I was reminded of all this while thinking about this morning’s epistle. Paul is in lockdown in Rome, not because there is a plague, but because he’s been put in prison. It wasn’t the first time; Paul should really be the patron saint of recidivists. In fact, the first time Paul was arrested, sometime around A.D. 57, it was in Philippi, the city whose church he is writing to in today’s lesson. But this would have been the last time he had been arrested, sometime around A.D. 66. It was during the first significant persecution of Christians by the empire, after Nero blamed Christians for setting the great fire of July A.D. 64 (quite possibly actually set at Nero’s request, so he could clear space for his new palace, hence his “fiddling while Rome burned”). Paul was writing from a jail cell in Rome which he would only leave to face his own execution.

Like most of Paul’s letters, Philippians was written on the occasion of a difficulty in the community to which he was writing, and the Philippian problem was one which he had written about extensively before to other churches–namely the controversy surrounding circumcision and whether or not one had to become a Jew before becoming a Christian. But it is significant, I think, that he doesn’t bring this up until the third chapter, halfway through the letter, and then pretty quickly returns to the tone of the first two chapters of the epistle. One gets the sense that though the occasion for writing is this old controversy, Paul’s real point is to be found elsewhere.

And the point, I think, is this: He misses them. These are people he loves and longs to see, he knows he will be killed before seeing them again, and he wants them to know how important they are to him. Note the heart-wrenching language in this morning’s lesson: “I thank my God upon every remembrance of you … I have you in my heart … How greatly I long after you all in the bowels of Jesus Christ.” He will go on to remind them to be joyful, to be humble as our Lord who came to us as a servant, to avoid those who put their trust in the flesh and the works of the law (here, the putative occasion for the letter). But at the end of the epistle he returns again to how much he loves and misses the Philippians and how grateful he is for them.

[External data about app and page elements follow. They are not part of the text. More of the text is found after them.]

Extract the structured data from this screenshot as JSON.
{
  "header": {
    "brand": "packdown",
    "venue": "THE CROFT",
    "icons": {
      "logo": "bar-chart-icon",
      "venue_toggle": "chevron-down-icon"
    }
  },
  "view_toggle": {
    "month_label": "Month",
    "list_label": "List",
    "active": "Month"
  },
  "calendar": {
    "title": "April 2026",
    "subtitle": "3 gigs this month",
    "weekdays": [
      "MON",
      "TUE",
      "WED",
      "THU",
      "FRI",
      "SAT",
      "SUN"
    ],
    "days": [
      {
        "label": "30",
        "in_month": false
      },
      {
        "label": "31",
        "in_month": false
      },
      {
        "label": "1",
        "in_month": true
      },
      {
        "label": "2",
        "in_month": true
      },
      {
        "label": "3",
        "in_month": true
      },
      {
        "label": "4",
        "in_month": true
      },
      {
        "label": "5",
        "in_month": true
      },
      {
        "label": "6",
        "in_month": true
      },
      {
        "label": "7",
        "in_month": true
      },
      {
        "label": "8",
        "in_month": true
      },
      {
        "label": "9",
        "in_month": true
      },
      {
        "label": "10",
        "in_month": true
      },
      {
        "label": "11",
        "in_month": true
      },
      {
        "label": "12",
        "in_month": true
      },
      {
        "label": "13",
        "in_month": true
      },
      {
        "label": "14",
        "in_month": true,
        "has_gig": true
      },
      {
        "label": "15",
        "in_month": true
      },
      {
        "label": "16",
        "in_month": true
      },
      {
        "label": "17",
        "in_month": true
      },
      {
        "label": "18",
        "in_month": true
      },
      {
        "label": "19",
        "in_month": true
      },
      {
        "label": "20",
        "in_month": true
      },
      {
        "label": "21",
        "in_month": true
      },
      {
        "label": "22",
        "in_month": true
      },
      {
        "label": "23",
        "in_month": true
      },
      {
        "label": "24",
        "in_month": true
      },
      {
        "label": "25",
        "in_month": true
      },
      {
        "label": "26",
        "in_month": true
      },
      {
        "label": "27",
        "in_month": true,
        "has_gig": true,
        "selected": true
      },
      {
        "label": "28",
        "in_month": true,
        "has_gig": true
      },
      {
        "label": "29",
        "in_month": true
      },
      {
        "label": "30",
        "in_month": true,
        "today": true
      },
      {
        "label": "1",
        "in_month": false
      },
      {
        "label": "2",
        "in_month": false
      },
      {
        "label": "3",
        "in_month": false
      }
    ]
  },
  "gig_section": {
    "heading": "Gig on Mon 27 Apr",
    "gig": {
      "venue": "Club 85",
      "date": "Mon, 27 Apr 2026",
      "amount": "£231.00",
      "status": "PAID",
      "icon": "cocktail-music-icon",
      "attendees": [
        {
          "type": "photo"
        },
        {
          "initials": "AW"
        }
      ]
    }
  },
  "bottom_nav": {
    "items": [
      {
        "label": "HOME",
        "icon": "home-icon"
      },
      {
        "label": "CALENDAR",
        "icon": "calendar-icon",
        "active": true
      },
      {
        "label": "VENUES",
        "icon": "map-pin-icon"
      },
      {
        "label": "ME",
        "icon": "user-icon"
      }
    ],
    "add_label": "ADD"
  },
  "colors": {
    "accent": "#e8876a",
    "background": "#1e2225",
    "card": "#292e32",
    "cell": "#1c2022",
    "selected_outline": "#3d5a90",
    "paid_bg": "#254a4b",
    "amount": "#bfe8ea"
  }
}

So, I wonder, if our experience over the last two years might encourage the same fruit to be borne in us, the fruit of love and longing and gratitude for those whom we could not see and touch and share the physical manifestations of companionship – a shared meal, sitting round the Christmas tree, a hug. A sure and certain hope that those who did not make it will be held in the Father’s Almighty hands until we see and touch them once again on that other shore and in that greater light. This latter hope must have animated St. Paul who, as his own death drew near, encouraged the Philippians to rejoice.

I know we’re not entirely out of the woods. I sometimes suspect that in the era of vaccination, those of us who have seen our way to availing ourselves of that great gift (if I may be slightly controversial, for those who have not fallen prey to the satanic lie of antivaxxer propaganda), are being encouraged by omicron variant click-bait to live once again as those without hope. Even so, there are no guarantees, and I realize that those with suppressed immune systems and other conditions must remain vigilant. For many of us, this year’s Christmas will carry with it a difficult calculus of risk and reward, perhaps more difficult than last year when many of us had to come to terms with gathering being a more uncomplicatedly bad idea, as sad as that reality was.

Whatever one’s celebrations look like this year, though, I hope we’ll all take St. Paul’s words to the Philippians as our example and encouragement. To love and long for our brothers and sisters we cannot see is a good and godly thing. To feel and express gratitude when we do see each other again is the Christian response to the great gift of fellowship our Lord has established in making us all members of the same body. Let us never again take that for granted, and let us be ever swift to rejoice.

+In the name of the Father and of the Son and of the Holy Ghost. Amen.